- [Work request]:
Looking at the entries, say how many lines contain the string "automatically". Offer nothing besides the number.

== Provided records ==

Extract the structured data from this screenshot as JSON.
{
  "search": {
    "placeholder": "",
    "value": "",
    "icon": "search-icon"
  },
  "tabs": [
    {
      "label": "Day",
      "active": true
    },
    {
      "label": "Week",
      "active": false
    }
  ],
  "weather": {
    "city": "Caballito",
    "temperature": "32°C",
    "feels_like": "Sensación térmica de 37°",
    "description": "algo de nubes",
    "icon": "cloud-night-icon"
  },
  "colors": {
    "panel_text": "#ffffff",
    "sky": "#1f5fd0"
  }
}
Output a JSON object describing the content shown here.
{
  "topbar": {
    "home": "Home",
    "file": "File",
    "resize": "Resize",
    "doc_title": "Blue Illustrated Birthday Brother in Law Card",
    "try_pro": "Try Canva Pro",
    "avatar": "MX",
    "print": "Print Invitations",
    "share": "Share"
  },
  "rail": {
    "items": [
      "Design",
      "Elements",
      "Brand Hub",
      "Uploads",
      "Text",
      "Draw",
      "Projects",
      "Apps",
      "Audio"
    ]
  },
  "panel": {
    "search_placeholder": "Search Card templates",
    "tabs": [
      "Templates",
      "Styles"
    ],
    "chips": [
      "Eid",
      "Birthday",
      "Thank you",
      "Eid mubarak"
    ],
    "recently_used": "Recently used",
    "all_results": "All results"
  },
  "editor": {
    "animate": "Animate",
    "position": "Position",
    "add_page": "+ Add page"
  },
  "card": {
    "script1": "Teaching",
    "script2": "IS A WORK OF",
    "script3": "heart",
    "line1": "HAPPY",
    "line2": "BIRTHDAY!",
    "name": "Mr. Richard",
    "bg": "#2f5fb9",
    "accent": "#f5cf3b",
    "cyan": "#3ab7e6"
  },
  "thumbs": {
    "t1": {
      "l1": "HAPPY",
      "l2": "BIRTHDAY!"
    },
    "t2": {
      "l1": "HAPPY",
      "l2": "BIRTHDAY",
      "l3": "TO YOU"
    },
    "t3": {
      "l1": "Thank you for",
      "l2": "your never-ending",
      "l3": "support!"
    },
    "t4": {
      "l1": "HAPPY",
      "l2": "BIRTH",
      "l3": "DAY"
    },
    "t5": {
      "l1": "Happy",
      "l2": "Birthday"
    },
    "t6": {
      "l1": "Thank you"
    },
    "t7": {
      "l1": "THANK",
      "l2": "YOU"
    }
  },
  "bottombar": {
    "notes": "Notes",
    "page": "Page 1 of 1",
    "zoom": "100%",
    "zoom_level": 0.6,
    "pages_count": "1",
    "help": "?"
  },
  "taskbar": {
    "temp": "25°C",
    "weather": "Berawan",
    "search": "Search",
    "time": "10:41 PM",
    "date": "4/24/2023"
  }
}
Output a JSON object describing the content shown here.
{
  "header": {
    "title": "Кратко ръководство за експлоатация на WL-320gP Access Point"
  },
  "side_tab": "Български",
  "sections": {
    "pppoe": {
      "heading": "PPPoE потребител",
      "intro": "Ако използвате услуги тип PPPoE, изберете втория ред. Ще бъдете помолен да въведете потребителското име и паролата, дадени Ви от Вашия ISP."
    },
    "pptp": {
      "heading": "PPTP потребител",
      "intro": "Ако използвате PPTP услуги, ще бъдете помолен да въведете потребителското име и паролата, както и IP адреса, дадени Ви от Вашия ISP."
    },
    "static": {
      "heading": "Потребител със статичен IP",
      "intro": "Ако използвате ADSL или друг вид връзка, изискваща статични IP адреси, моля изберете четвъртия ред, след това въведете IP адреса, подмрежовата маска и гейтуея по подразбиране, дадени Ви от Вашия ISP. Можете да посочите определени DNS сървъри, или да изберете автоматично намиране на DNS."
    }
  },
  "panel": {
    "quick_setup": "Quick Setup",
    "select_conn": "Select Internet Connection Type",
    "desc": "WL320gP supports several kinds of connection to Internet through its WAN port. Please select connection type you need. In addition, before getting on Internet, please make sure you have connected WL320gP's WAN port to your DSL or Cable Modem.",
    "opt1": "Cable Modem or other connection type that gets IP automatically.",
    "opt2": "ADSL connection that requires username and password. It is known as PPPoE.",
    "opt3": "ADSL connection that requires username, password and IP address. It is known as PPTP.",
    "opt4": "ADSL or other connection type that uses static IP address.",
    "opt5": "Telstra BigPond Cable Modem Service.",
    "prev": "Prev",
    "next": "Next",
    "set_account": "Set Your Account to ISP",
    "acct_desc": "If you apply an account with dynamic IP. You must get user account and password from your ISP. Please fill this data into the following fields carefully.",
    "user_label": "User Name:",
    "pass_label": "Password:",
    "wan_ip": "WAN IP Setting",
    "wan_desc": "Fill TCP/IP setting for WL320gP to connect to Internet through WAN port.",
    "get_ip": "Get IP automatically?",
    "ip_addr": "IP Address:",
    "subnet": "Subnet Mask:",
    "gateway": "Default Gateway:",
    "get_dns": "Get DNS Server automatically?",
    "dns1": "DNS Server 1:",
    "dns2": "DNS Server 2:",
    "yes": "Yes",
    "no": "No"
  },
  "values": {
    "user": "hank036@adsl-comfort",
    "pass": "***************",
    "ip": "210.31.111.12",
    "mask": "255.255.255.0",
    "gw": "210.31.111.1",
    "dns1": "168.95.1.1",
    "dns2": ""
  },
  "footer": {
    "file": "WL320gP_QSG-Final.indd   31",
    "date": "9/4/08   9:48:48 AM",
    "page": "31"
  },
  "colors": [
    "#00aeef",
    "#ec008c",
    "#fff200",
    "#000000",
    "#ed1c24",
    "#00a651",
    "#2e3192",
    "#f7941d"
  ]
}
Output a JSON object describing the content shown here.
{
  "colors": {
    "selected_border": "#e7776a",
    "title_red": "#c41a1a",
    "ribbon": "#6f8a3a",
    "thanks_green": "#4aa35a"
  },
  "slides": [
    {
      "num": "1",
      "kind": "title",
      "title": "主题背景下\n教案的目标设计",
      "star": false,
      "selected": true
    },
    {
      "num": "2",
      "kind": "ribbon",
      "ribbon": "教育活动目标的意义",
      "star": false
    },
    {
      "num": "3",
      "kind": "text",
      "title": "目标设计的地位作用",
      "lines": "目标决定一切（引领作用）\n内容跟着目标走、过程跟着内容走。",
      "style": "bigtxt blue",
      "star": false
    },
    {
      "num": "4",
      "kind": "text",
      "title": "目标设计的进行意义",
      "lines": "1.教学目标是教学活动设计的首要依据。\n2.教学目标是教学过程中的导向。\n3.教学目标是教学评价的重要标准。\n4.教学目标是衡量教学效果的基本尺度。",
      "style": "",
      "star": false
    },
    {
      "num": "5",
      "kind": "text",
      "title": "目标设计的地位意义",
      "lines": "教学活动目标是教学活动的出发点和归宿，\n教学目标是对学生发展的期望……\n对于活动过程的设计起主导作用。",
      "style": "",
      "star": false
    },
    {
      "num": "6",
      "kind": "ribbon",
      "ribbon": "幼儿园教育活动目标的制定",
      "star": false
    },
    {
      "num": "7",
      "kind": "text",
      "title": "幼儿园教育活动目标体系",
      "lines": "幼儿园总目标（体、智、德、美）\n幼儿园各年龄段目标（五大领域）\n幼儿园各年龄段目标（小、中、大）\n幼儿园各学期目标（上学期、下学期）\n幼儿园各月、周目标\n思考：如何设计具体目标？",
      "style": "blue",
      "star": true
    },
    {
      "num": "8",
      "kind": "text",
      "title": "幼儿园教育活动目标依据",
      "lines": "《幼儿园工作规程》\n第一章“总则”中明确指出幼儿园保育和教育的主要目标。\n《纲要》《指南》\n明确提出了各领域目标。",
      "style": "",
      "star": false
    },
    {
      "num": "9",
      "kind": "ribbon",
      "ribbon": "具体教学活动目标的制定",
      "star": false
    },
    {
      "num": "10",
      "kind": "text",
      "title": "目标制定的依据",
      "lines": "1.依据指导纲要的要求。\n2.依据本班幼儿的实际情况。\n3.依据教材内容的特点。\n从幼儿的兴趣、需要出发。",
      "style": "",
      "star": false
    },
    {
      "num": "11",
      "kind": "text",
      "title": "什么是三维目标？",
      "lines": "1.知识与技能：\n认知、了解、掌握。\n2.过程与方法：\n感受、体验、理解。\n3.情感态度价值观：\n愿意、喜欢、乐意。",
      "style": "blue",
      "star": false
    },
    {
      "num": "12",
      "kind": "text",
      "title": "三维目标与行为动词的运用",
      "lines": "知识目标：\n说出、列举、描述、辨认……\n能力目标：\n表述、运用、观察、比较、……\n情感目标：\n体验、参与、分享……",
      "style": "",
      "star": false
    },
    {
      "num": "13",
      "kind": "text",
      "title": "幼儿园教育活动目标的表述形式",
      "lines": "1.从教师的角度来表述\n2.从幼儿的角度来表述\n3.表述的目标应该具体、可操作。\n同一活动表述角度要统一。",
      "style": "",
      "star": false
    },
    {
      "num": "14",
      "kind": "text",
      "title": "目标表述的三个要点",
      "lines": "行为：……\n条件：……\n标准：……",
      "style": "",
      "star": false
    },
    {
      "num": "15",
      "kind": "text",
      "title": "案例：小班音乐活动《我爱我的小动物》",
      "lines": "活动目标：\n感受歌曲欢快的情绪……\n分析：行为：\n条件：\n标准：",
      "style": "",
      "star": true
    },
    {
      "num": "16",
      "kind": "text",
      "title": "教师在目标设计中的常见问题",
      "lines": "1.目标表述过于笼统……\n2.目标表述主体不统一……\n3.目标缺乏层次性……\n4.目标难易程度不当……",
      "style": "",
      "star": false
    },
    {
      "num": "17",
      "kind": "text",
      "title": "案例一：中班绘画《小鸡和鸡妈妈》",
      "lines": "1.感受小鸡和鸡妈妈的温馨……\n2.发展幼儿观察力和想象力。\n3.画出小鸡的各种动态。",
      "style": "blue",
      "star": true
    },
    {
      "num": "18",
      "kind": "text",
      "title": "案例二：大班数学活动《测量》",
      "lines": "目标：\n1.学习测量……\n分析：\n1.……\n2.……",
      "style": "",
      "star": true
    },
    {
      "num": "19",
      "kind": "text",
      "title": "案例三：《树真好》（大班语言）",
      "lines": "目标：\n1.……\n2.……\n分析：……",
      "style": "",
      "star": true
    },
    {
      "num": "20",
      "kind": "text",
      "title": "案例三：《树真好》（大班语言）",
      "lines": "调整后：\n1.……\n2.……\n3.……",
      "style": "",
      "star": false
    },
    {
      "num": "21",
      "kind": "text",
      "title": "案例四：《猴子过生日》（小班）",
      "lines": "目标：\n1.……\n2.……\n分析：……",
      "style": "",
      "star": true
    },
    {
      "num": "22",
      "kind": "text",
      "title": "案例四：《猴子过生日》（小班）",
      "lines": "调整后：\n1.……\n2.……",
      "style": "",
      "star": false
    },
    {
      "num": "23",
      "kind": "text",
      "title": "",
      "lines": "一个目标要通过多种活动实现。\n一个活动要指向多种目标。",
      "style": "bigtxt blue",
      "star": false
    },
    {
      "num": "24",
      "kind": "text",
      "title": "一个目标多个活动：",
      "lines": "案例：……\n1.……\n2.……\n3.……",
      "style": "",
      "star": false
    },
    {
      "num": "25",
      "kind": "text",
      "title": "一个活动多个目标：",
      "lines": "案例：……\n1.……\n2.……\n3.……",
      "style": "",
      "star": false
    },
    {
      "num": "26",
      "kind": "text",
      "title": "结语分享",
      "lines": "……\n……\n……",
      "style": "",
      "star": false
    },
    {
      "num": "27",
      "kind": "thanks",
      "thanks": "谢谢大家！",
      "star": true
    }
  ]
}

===

- [Answer box]:
3